YOUR ASSIGNMENT → Which lines in the records below include the word "this"? Report each of them in full.

[[ DATA LISTING open ]]

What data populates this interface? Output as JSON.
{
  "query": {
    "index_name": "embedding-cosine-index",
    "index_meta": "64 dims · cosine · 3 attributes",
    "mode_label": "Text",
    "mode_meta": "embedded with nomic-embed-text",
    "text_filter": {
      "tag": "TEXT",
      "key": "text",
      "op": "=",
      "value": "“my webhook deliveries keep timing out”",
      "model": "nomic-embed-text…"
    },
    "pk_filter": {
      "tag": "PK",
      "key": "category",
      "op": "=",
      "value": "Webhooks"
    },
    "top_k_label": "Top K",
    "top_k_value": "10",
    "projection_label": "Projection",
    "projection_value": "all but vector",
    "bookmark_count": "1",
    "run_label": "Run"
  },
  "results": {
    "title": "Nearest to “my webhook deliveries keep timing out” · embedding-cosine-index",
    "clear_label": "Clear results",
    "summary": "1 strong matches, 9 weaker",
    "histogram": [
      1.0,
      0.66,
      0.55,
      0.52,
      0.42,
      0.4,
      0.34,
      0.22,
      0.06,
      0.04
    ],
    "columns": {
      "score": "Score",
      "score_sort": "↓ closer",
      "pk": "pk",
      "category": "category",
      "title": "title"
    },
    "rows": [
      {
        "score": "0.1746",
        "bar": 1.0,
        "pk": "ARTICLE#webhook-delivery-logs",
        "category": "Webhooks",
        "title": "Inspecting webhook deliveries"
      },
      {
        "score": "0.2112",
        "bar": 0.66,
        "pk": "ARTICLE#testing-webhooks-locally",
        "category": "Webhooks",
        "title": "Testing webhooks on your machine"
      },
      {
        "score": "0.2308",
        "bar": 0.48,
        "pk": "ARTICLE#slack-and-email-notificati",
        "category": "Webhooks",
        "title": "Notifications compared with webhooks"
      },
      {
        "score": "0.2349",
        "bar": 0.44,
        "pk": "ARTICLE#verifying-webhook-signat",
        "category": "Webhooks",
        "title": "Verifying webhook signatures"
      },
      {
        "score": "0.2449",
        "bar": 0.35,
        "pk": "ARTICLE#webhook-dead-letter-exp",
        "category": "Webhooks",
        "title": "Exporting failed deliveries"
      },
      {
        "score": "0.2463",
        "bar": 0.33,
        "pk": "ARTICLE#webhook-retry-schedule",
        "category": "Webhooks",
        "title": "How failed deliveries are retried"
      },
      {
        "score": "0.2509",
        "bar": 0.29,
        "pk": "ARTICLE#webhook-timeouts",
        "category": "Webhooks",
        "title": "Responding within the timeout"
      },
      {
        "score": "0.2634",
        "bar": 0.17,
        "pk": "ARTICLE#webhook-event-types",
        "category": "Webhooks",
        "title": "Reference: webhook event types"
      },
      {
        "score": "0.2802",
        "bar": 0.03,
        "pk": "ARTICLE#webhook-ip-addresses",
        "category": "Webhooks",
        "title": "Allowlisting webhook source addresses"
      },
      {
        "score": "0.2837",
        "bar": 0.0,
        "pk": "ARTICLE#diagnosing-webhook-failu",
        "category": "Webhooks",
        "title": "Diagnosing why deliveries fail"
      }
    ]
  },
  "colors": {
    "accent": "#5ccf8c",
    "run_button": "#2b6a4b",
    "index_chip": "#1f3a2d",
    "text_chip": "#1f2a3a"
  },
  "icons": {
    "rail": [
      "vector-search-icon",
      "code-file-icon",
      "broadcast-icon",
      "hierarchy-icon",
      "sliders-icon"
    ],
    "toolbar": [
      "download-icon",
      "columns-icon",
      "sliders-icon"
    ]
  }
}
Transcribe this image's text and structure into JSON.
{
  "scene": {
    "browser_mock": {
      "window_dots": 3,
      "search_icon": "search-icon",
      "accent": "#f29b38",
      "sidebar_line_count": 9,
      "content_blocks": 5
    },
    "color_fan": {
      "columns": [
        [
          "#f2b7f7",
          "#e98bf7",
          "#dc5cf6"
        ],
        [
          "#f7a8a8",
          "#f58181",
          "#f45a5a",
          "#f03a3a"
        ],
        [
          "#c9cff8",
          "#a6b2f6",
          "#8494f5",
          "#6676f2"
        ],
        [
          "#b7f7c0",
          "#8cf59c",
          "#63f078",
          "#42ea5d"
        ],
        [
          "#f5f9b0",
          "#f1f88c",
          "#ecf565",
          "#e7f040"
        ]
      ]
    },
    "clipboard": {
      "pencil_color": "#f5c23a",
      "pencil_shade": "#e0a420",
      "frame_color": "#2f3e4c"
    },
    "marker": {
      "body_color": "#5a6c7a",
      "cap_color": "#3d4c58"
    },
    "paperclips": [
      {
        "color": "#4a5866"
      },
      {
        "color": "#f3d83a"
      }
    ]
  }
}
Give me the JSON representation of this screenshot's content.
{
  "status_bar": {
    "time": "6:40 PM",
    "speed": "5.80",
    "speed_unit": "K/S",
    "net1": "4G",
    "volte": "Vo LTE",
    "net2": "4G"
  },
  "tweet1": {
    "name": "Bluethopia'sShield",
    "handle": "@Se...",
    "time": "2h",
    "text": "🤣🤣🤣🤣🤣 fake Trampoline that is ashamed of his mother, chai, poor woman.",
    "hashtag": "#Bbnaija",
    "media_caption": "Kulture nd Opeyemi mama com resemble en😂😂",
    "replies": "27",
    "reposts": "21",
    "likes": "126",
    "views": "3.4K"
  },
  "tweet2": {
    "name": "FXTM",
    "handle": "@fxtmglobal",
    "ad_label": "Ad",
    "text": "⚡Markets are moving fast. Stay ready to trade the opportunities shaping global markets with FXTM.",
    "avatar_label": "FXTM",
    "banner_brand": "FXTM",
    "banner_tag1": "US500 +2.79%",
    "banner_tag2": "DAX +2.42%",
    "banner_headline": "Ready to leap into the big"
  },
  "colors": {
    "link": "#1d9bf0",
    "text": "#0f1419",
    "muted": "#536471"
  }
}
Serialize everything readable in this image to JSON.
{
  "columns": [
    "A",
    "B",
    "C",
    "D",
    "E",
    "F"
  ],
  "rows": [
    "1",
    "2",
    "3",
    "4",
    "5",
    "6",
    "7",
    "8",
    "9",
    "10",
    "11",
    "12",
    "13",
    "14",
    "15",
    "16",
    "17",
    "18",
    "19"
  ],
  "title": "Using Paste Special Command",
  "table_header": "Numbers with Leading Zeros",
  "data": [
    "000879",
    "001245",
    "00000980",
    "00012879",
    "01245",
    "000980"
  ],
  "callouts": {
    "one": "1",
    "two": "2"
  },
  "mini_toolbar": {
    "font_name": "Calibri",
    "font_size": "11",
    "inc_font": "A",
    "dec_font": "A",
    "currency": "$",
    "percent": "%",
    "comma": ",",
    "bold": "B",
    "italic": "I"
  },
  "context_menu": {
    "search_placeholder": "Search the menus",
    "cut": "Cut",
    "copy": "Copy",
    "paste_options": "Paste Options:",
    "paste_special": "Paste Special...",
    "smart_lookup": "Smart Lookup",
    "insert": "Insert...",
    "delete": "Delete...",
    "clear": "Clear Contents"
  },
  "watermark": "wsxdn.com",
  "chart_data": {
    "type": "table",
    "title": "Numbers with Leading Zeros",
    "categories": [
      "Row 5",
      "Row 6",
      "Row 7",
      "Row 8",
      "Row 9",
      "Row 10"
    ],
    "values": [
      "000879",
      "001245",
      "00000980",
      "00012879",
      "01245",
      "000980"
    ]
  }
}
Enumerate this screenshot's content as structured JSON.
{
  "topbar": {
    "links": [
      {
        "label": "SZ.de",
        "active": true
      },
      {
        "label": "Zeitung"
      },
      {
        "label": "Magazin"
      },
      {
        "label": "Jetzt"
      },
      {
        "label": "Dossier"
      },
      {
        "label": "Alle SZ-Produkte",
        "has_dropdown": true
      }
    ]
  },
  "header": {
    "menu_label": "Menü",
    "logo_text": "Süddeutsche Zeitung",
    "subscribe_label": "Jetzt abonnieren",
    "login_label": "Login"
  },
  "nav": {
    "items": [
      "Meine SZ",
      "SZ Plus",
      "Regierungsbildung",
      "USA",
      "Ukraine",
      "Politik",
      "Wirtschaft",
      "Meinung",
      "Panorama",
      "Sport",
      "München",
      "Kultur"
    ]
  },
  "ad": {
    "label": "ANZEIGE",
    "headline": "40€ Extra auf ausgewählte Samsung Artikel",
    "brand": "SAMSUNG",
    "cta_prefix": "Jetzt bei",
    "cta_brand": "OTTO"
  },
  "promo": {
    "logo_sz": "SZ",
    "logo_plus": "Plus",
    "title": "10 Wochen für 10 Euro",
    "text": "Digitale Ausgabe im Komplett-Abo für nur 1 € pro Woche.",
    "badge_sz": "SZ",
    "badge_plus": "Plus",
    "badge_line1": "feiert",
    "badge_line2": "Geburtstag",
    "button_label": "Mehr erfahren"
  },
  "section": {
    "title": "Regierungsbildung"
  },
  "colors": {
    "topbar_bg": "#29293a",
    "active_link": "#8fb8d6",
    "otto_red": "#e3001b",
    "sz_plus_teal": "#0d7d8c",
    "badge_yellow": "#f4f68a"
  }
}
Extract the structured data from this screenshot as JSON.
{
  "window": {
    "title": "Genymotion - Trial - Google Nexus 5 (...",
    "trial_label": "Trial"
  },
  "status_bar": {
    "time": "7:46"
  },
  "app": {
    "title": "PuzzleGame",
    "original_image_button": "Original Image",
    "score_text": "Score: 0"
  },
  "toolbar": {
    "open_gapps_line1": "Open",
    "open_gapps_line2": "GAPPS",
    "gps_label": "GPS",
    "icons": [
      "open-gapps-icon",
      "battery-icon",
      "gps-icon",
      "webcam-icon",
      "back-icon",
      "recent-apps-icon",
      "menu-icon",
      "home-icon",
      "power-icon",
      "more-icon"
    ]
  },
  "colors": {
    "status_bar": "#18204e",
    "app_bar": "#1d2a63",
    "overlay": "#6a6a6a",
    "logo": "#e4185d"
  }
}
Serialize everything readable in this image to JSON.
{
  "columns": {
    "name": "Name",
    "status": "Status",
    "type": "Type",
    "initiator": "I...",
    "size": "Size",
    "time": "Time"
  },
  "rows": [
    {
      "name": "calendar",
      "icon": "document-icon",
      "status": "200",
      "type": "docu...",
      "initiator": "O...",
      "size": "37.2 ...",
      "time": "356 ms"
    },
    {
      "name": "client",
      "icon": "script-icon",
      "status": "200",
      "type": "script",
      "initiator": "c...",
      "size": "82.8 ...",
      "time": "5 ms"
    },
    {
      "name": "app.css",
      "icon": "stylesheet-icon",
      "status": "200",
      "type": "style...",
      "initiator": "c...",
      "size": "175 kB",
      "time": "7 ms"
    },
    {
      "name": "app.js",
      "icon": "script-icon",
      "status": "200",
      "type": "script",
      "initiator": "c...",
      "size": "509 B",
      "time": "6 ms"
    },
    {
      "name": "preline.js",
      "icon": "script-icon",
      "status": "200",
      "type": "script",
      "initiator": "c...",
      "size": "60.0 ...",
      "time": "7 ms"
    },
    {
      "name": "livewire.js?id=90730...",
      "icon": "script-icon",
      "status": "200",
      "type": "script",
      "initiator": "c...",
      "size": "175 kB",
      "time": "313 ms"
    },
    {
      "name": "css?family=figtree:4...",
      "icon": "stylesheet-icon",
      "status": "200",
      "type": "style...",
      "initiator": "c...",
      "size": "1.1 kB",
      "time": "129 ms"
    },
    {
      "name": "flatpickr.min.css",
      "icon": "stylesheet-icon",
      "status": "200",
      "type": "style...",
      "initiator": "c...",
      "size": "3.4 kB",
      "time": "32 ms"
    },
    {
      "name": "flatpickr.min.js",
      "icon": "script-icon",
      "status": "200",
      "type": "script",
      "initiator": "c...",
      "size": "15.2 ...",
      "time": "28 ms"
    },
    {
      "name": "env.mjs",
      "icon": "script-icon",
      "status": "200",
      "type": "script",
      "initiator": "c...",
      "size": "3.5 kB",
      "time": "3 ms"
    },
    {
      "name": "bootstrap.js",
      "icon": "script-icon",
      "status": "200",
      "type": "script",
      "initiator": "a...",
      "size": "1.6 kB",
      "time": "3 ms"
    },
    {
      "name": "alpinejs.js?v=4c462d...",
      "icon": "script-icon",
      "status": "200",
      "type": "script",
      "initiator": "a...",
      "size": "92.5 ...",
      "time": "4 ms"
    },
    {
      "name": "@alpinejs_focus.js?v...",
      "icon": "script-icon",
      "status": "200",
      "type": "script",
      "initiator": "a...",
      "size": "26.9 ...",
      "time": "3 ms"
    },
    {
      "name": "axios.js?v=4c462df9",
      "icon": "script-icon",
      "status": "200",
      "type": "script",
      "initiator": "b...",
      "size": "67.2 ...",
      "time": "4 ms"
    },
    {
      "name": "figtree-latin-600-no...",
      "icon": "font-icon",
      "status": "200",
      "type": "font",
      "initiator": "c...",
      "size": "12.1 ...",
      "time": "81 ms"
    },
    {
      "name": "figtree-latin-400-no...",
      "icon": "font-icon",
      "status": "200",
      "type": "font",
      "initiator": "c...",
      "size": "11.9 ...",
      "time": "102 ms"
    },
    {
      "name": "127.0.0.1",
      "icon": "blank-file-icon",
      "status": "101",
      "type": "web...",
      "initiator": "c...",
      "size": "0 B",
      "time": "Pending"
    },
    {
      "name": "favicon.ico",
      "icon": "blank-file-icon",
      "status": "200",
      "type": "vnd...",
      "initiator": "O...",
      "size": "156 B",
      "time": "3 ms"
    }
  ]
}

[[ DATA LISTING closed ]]

EXERCISE ANSWER →
What data populates this interface? Output as JSON.
Transcribe this image's text and structure into JSON.
Give me the JSON representation of this screenshot's content.
Serialize everything readable in this image to JSON.
Enumerate this screenshot's content as structured JSON.
Extract the structured data from this screenshot as JSON.
Serialize everything readable in this image to JSON.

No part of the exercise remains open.